#### PROVIDED DATA

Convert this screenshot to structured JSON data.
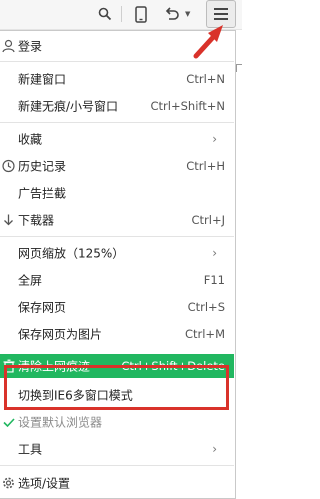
{
  "menu": {
    "items": [
      {
        "label": "登录",
        "shortcut": "",
        "icon": "user-icon"
      },
      {
        "label": "新建窗口",
        "shortcut": "Ctrl+N"
      },
      {
        "label": "新建无痕/小号窗口",
        "shortcut": "Ctrl+Shift+N"
      },
      {
        "label": "收藏",
        "shortcut": ""
      },
      {
        "label": "历史记录",
        "shortcut": "Ctrl+H",
        "icon": "clock-icon"
      },
      {
        "label": "广告拦截",
        "shortcut": ""
      },
      {
        "label": "下载器",
        "shortcut": "Ctrl+J",
        "icon": "download-icon"
      },
      {
        "label": "网页缩放（125%）",
        "shortcut": ""
      },
      {
        "label": "全屏",
        "shortcut": "F11"
      },
      {
        "label": "保存网页",
        "shortcut": "Ctrl+S"
      },
      {
        "label": "保存网页为图片",
        "shortcut": "Ctrl+M"
      },
      {
        "label": "清除上网痕迹",
        "shortcut": "Ctrl+Shift+Delete",
        "icon": "trash-icon"
      },
      {
        "label": "切换到IE6多窗口模式",
        "shortcut": ""
      },
      {
        "label": "设置默认浏览器",
        "shortcut": "",
        "icon": "checkmark-icon"
      },
      {
        "label": "工具",
        "shortcut": ""
      },
      {
        "label": "选项/设置",
        "shortcut": "",
        "icon": "gear-icon"
      }
    ]
  },
  "colors": {
    "highlight": "#21b760",
    "annotation": "#d9322a"
  }
}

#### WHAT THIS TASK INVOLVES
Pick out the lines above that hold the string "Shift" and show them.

#### ANSWER BOX
        "shortcut": "Ctrl+Shift+N"
        "shortcut": "Ctrl+Shift+Delete",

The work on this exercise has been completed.